Recommendation: You’ll be surrounded by tourists, but the food is good and it’s slightly “fancier” than some of the other restaurants you might stumble upon. Most importantly – it’s open on Sunday nights.
Piazza Campo de Fiori, 53 / Tél: 06 88 97 26 97
Situated in Piazza de Campo de Fiori, we ended up at this restaurant as it was one of the few decent-looking ones that was still open at 4pm. Similar to Paris, many restaurants close between 3pm and 7pm between lunch and dinner. Although this isn’t fine dining, it had a great view over the piazza, the service was very friendly, if not the friendliest out of all the restaurants we ate at, and the food was decent enough. To start, the bruschetta is definitely lackluster; in fact, I think I could’ve done better chez moi. However, the cacio e pepe I had was flavorful and cooked perfectly al dente – something that can’t be said for the pasta Rio had at Angelino ai Fori dal 1947.
Recommendation: If you lost track of time sight-seeing and find yourself trying to find a decent restaurant that’s open by Piazza Campo de Fiori, this is a good option.
Piazza del Paradiso, 65 / Tél: 06 686 17 17
For our last night in Rome, we decided to try another recommendation from the nice Italian lady I met on the plane. This was definitely the “fanciest” of restaurants we went to during our trip. Located in the former Theatre of Pompeii, you’re eating in a dining room (pictured above) that was built around 63 B.C. Yes, you read that correctly, 63 B.C! Unfortunately, we had eaten so much at lunch, we weren’t that hungry for dinner. However, that didn’t stop us from ordering a four course meal for our last night. Although the service was really slow in the beginning (the waiter did apologize for it), the food was really good. In fact, Rio deemed the bucatini all’amatriciana here the best out of all the restaurants we ate at. Although there were quite a few (loud) tourists, there were plenty of locals who ate here, which is always a good sign.
Recommendation: A must if you’re looking for a “fine dining” experience in Rome.
Vicolo del Bologna, 45 / Tél: 06 588 05 16
One neighborhood we hadn’t gotten a chance to check out during our stay in Rome was the Trastevere neighborhood, a once-gritty area that’s now très cool and known for its nightlife.
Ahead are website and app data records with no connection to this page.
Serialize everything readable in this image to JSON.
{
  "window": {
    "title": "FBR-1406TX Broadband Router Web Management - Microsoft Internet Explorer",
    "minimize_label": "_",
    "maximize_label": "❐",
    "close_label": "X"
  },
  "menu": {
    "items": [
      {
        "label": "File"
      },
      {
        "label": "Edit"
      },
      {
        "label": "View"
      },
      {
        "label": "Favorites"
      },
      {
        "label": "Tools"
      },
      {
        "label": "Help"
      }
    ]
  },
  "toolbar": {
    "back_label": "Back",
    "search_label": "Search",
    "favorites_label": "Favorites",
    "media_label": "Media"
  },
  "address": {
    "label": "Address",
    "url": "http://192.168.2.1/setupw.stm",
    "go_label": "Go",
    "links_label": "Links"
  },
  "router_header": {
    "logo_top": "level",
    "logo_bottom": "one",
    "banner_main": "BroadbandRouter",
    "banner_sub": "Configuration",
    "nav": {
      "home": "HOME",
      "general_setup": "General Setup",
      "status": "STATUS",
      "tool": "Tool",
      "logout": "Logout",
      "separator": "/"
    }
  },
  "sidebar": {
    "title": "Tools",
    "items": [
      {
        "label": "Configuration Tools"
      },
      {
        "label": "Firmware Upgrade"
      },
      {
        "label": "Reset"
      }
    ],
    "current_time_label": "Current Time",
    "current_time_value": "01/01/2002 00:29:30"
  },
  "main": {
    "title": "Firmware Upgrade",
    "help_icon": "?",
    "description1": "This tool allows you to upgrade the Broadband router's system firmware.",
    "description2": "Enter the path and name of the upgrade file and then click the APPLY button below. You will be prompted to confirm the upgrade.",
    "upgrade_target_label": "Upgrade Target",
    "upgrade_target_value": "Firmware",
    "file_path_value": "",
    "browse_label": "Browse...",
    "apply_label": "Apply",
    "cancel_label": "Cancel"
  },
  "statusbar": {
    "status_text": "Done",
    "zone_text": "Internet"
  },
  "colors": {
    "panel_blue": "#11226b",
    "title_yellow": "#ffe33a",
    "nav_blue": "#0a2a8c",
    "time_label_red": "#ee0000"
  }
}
Since the only time we had pizza during our trip was pretty bad (the same spot where Rio had overcooked pasta), we decided we should find a restaurant that was known for authentic Roman pizza while exploring the neighborhood – and that’s how we decided upon Dar Poeta. The restaurant had high reviews and apparently was recommended by travel expert Rick Steve (although, we didn’t know that before heading there), and it made for a satisfying last meal in Rome.
Recommendation: The pizza is delicious and the prices are very affordable. I wouldn’t recommend the mushroom salad though – it’s literally just greens and sliced fresh mushrooms. However, if you don’t want to be surrounded by tourists, skip it.